Friday, February 12, 2021

Google Forms + Data Studio = A Match Made In Heaven!

Since it's almost Valentine's Day, I thought I'd highlight one of my favorite couples - Google Forms and Google Data Studio! 

Google Form data (saved in a Google Sheet) is a GREAT starting point for educators looking to get started creating a Google Data Studio report. Why? One main reason is that the structure of the data works well as a Data Studio data source, since it has just a single header row, no merged cells, no blank rows, and consistency in field values.

Here are a few tips for developing Google Forms to use with Data Studio:

  • Use very short questions. Try using just 1-2 words in the Google Forms question field, then and putting the full details of the question in the description. These questions become your column headers in Sheets and thus your field names in Data Studio, and this makes them much more manageable.
  • Avoid "Check all that apply" type questions. Try using a multiple choice grid type question (with yes/no answers) instead. This makes the data more compatible with filtering in Data Studio.
  • Build a sort order into your responses. If the responses to a question have a particular order (like Daily, Weekly, Monthly), try including a sort order in the responses (1-Daily, 2-Weekly, 3-Monthly) so that when you sort in Data Studio they sort correctly. (Yes, you could do this with a calculated field in GDS too, but why make things harder if you don't have to?) Linear scale questions are a good option for this too, especially if you want to report on the average response number.
  • Build your report first based on sample data. I will often build my report BEFORE sending out the Form, using the Form Responses tab with some rows of sample data (I usually try to add enough sample data that all possible answers are in the data set for each question.). I then remove my sample data once real data starts coming in.
  • Take advantage of "live" updating. If you've built your Data Studio report, and the data continues to come in via the Form, the report will continue to update (automatically every 15 minutes). This is great for "leaderboard" type reports when you've built out the report ahead of time (see previous bullet)
  • Capture email addresses. If your data source contains email addresses, you can use the Filter by Email feature to create customized reports. Or, you can use the email addresses as a unique identifier to pull in additional information on top of what's collected in the Form.
Here are some of my favorite examples of Data Studio projects that use Google Form data:

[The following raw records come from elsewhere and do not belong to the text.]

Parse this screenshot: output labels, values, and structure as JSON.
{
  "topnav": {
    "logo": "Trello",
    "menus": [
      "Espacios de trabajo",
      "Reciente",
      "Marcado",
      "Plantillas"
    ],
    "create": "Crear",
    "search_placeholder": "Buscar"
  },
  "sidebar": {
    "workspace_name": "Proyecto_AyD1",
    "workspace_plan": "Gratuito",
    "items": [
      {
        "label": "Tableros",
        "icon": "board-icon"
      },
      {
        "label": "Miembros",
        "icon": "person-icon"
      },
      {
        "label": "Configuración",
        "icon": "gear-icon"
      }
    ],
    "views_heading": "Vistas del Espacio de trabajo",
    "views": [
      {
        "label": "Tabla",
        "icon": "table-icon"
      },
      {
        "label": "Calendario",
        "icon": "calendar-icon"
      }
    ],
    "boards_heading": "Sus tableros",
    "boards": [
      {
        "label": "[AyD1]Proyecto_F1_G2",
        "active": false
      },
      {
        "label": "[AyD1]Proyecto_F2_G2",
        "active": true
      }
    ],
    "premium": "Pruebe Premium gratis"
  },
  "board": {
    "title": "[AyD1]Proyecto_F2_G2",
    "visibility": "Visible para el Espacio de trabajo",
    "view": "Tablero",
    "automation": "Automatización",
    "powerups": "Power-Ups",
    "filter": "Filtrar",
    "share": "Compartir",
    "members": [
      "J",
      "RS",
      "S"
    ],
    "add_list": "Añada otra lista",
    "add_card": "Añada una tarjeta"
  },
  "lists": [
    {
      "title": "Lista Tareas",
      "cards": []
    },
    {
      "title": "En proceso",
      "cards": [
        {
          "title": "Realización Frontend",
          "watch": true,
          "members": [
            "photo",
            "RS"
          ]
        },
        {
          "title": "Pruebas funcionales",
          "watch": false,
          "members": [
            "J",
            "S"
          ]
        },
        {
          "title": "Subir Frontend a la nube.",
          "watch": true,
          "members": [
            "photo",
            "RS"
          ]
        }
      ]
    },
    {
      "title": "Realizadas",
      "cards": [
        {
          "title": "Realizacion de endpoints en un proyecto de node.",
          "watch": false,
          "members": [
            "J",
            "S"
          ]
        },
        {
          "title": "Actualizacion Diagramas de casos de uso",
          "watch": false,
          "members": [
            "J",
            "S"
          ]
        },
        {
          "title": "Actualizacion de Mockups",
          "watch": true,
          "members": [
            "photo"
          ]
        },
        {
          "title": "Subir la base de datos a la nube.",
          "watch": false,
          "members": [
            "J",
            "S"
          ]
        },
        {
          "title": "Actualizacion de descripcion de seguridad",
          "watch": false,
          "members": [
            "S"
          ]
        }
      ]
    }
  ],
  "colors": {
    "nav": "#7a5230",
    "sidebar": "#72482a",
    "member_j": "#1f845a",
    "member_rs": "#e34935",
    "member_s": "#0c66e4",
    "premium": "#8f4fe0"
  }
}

Do you have any other great examples? Please feel free to submit them to the K-12 Data Studio Report Collection!

Oh, and Happy Valentine's Day! ♥